Several large trials have evaluated the efficacy and safety of more intensive antiplatelet strategies for long-term prevention of major adverse cardiovascular events (MACE; typically cardiovascular death, myocardial infarction [MI], or stroke). While professional societies have evaluated the primary findings of these trials in practice guidelines, additional analyses have provided further insight into the benefit and risk in specific populations.
Patients with prior MI are at a higher risk of MACE than patients who have coronary disease and no history of MI. Accordingly, data from several trials demonstrate greater benefit of more intensive long-term antiplatelet therapy in such patients. In the Clopidogrel and Aspirin Versus Aspirin Alone for the Prevention of Atherothrombotic Events trial (CHARISMA), which was neutral overall, patients with prior MI had a 23% relative risk reduction in MACE with the addition of clopidogrel to aspirin, in contrast to those without clinically evident vascular disease in whom there was a trend toward harm. In the Dual Antiplatelet Therapy trial,1 the subgroup of patients with a prior MI derived a larger ischemic benefit from prolonged P2Y12 inhibition (44% vs 17% relative risk reduction). In addition, while the excess in noncardiovascular mortality observed in the DAPT trial overall continues to generate debate, it appeared to be confined to the group without prior MI.

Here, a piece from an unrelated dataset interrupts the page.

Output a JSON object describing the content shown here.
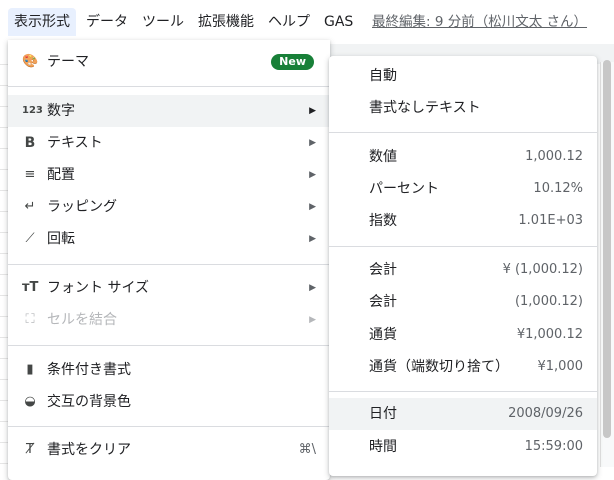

Bonaca MP, Sabatine MS. Antiplatelet Therapy for Long-term Secondary Prevention After Myocardial Infarction. JAMA Cardiol. 2016;1(6):627-628. doi:10.1001/jamacardio.2016.2110